2. Mr. Cerrone orchestrated the Etherogen acquisition on 8/6/10. On page 17 under "Certain Relationships and Related Transactions", it states that Trovagene issued 2,043,797 shares of common stock to Etherogen's shareholders (Mr. Cerrone received 300,000 shares) representing a then-current value of $2,771,389. Trovagene accounted for the transaction as an "acquisition of assets". Incredibly, Trovagene then states that the assets purchased were "de minimus" or minimal. They assumed a note that was some sort of intangible asset related to an unnamed patent. They assigned a value of $104,700 to this intangible. The remaining $2,666,689 (TROV's amount is $200 more) was designated as "the excess of the fair value of the consideration issued over the fair value of the net assets acquired". This sounds like goodwill. Trovagene, however, recorded the premium as "purchased in process research and development expense-related party". I am not sure exactly what this means but the transaction looks identical to the MultiGEN acquisition where Trovagene purchased a business that was not really a business. It does not appear that TROV bought anything of value. It is another chimera.
Trovagene is nothing if not fun to follow. I consider myself well informed in most matters financial, but I have a difficult time seeing its rationale in some of its maneuvers. It issues stock to acquire businesses with no real assets. It all seems a bit malodorous.
3. Under "Employment And Other Agreements" on page 16, TROV explains Dr. Shuh's employment agreement.
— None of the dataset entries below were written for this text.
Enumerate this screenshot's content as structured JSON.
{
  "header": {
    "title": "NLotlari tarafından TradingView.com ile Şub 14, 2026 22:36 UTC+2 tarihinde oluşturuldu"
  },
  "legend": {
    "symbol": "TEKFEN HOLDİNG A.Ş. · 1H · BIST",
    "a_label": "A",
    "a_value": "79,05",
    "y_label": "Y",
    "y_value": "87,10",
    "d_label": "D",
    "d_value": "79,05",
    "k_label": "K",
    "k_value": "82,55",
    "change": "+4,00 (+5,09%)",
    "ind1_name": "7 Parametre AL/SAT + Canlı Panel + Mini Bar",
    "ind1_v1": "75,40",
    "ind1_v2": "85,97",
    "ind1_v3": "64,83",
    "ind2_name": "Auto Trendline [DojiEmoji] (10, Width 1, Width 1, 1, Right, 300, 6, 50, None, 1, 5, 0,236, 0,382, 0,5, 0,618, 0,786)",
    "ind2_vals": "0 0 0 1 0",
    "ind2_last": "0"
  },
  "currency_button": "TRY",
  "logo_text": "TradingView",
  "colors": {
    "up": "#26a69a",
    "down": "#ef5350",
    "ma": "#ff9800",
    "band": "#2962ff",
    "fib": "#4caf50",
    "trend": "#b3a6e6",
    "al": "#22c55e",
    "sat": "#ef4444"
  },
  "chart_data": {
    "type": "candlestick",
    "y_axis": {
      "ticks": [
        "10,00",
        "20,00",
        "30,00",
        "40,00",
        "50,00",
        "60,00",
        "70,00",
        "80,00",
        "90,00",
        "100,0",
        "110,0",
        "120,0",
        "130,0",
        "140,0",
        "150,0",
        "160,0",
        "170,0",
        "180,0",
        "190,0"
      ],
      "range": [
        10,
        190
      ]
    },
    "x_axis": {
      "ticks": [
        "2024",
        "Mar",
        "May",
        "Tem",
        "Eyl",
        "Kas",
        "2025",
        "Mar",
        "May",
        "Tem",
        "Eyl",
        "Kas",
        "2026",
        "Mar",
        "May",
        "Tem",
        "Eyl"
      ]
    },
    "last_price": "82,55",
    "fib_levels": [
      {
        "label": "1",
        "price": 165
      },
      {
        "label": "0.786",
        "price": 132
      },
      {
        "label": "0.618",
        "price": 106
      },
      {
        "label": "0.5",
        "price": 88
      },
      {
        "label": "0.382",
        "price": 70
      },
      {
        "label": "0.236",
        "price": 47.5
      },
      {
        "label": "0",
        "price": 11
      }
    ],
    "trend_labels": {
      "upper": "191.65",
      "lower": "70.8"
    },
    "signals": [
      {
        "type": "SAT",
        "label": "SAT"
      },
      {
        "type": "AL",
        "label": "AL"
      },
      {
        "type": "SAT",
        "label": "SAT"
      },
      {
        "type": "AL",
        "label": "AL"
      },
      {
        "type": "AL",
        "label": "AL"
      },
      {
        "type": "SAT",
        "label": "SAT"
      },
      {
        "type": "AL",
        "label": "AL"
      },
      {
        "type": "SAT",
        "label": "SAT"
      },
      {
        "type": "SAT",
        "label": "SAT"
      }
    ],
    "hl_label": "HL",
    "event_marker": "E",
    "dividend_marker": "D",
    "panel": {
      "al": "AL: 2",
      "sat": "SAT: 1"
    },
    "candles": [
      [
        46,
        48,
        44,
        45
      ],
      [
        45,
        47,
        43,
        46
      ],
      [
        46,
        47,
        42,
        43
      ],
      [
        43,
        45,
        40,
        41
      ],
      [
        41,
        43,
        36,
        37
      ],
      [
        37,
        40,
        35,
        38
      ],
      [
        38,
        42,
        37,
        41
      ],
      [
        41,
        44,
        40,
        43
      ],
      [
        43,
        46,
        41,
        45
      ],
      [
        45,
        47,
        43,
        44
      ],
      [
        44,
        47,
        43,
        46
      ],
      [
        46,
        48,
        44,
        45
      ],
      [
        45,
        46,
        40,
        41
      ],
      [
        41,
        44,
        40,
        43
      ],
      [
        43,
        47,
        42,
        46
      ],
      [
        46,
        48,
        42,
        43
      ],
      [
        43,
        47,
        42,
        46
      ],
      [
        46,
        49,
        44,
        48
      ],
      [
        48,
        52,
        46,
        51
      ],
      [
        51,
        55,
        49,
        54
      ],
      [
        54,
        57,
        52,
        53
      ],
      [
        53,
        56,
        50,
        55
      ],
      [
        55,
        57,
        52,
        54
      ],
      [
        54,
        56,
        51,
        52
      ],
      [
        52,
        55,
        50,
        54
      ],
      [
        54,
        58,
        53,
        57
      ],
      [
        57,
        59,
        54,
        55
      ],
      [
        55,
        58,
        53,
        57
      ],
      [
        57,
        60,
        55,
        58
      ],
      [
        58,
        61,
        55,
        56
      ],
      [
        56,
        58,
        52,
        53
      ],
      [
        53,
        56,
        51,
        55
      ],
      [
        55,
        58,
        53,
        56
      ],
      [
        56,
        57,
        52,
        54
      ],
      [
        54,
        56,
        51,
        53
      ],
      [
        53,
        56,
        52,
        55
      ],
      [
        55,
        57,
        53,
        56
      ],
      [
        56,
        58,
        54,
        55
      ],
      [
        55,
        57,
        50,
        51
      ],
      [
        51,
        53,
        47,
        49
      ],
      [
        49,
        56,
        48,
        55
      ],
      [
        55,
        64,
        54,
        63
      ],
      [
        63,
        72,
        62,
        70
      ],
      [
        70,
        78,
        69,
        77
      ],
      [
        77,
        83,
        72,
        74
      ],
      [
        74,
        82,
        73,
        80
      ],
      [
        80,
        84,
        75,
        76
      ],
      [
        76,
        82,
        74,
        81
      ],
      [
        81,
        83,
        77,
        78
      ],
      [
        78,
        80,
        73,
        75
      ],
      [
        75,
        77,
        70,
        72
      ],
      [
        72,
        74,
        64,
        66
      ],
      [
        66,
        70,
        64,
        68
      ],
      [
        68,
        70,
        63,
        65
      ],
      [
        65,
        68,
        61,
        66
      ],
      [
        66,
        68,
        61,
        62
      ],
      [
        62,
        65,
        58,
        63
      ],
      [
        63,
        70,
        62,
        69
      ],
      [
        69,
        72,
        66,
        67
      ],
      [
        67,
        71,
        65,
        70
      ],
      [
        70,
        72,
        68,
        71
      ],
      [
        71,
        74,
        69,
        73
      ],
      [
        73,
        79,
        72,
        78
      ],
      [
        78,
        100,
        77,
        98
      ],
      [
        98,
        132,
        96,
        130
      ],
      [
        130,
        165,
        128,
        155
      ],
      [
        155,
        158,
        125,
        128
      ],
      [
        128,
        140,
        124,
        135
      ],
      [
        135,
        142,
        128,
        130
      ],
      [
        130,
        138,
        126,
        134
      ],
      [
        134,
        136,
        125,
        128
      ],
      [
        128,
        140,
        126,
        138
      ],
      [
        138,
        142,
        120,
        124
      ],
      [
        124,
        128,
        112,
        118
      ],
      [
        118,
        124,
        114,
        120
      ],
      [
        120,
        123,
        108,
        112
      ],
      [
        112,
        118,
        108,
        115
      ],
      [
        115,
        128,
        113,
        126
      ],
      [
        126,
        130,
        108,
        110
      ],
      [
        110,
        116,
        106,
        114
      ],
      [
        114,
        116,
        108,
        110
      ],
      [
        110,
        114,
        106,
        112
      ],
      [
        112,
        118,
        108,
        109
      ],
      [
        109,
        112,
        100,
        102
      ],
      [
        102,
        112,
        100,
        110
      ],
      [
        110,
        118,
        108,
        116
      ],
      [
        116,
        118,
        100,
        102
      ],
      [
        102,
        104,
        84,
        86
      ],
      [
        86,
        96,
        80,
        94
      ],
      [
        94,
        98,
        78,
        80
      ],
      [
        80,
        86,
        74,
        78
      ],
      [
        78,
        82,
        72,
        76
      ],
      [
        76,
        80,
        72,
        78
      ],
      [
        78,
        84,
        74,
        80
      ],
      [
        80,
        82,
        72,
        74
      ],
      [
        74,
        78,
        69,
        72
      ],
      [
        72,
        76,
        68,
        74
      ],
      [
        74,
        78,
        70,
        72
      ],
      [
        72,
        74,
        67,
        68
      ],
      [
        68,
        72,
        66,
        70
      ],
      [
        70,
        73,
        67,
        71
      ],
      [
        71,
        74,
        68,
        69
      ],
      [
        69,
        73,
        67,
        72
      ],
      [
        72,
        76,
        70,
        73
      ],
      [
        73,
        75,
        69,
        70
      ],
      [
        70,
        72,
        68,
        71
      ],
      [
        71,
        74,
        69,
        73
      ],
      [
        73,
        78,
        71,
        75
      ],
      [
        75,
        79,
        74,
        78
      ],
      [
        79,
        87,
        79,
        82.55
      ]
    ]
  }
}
His base salary as CEO is $275,000. This explains where some of the $10M capital raise is going because Dr. Shuh's 2011 salary was only ~$57k. More interestingly, though, is the codicil where he will receive a $3.47M bonus if TROV's stock trades above $7.50 for 90 consecutive trading days supported by a daily trading volume of at least 20,833. The average daily volume for TROV over the last 90 days has been ~60k shares so the volume requirement should not be an issue. Achieving the price target, though, will require more "marketing communications". The bullish press releases should continue unabated.
As I stated in my article, Trovagene: Technology in a Cup?, hype has a typical life of 12 - 24 months. TROV is approximately six months into the cycle so the future should be bullish through 2013. I also believe that if management executes its promotional plan well, then a market cap of $200M is possible. This equates to a share price, assuming no dilution, of ~$16. I think that a more realistic price target is $7.50 because it aligns with Dr. Shuh's employment agreement. If the price reaches this level, which it should, then pay close attention to any selling by insiders. If the selling ramps up, then individual investors should consider exiting.
And, lastly, if you see a secondary offering whereby many shareholders are selling (like Xenomics in '06) then take heed. Longs will not get a better signal to exit.